→ **PROBLEM**:
Could you print every record exactly as it stands?
------ GIVEN RECORDS ------
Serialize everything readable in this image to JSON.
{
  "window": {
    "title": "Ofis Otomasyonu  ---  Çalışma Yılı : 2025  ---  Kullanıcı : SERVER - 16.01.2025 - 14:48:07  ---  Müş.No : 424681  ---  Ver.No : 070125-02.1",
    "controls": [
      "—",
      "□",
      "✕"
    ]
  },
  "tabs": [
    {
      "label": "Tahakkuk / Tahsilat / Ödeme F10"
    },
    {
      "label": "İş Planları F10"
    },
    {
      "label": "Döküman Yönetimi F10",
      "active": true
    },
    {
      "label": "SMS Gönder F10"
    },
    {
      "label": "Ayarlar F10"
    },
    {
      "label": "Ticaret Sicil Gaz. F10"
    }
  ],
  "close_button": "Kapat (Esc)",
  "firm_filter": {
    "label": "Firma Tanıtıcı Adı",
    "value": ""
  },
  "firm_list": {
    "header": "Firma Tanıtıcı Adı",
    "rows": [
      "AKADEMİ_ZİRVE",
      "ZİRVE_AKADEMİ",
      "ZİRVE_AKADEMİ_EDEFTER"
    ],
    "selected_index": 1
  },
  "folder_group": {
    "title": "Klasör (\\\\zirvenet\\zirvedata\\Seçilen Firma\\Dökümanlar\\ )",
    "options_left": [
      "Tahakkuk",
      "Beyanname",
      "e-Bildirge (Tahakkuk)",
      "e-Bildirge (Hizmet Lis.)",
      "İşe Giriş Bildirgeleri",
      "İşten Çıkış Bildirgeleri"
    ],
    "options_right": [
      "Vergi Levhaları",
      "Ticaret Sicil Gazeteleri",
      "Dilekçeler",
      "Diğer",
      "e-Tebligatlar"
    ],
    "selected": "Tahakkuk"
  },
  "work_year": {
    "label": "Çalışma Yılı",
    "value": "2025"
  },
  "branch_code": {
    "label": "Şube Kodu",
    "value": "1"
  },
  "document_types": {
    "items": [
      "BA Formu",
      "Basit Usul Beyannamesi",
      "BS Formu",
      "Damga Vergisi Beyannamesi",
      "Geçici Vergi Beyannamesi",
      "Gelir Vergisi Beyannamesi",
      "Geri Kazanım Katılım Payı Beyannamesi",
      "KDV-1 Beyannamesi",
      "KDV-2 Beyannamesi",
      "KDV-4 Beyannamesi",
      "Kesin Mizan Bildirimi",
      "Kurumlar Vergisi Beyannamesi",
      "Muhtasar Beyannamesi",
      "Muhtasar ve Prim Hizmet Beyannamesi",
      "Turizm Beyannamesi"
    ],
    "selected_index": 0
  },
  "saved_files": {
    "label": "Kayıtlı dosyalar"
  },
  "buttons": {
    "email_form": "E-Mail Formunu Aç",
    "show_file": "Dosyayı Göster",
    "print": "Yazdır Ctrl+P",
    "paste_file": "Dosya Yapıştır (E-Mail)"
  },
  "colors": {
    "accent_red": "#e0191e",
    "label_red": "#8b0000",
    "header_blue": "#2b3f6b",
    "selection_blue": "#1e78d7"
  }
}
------
→ **YOUR RESPONSE**:
Serialize everything readable in this image to JSON.
{
  "window": {
    "title": "Ofis Otomasyonu  ---  Çalışma Yılı : 2025  ---  Kullanıcı : SERVER - 16.01.2025 - 14:48:07  ---  Müş.No : 424681  ---  Ver.No : 070125-02.1",
    "controls": [
      "—",
      "□",
      "✕"
    ]
  },
  "tabs": [
    {
      "label": "Tahakkuk / Tahsilat / Ödeme F10"
    },
    {
      "label": "İş Planları F10"
    },
    {
      "label": "Döküman Yönetimi F10",
      "active": true
    },
    {
      "label": "SMS Gönder F10"
    },
    {
      "label": "Ayarlar F10"
    },
    {
      "label": "Ticaret Sicil Gaz. F10"
    }
  ],
  "close_button": "Kapat (Esc)",
  "firm_filter": {
    "label": "Firma Tanıtıcı Adı",
    "value": ""
  },
  "firm_list": {
    "header": "Firma Tanıtıcı Adı",
    "rows": [
      "AKADEMİ_ZİRVE",
      "ZİRVE_AKADEMİ",
      "ZİRVE_AKADEMİ_EDEFTER"
    ],
    "selected_index": 1
  },
  "folder_group": {
    "title": "Klasör (\\\\zirvenet\\zirvedata\\Seçilen Firma\\Dökümanlar\\ )",
    "options_left": [
      "Tahakkuk",
      "Beyanname",
      "e-Bildirge (Tahakkuk)",
      "e-Bildirge (Hizmet Lis.)",
      "İşe Giriş Bildirgeleri",
      "İşten Çıkış Bildirgeleri"
    ],
    "options_right": [
      "Vergi Levhaları",
      "Ticaret Sicil Gazeteleri",
      "Dilekçeler",
      "Diğer",
      "e-Tebligatlar"
    ],
    "selected": "Tahakkuk"
  },
  "work_year": {
    "label": "Çalışma Yılı",
    "value": "2025"
  },
  "branch_code": {
    "label": "Şube Kodu",
    "value": "1"
  },
  "document_types": {
    "items": [
      "BA Formu",
      "Basit Usul Beyannamesi",
      "BS Formu",
      "Damga Vergisi Beyannamesi",
      "Geçici Vergi Beyannamesi",
      "Gelir Vergisi Beyannamesi",
      "Geri Kazanım Katılım Payı Beyannamesi",
      "KDV-1 Beyannamesi",
      "KDV-2 Beyannamesi",
      "KDV-4 Beyannamesi",
      "Kesin Mizan Bildirimi",
      "Kurumlar Vergisi Beyannamesi",
      "Muhtasar Beyannamesi",
      "Muhtasar ve Prim Hizmet Beyannamesi",
      "Turizm Beyannamesi"
    ],
    "selected_index": 0
  },
  "saved_files": {
    "label": "Kayıtlı dosyalar"
  },
  "buttons": {
    "email_form": "E-Mail Formunu Aç",
    "show_file": "Dosyayı Göster",
    "print": "Yazdır Ctrl+P",
    "paste_file": "Dosya Yapıştır (E-Mail)"
  },
  "colors": {
    "accent_red": "#e0191e",
    "label_red": "#8b0000",
    "header_blue": "#2b3f6b",
    "selection_blue": "#1e78d7"
  }
}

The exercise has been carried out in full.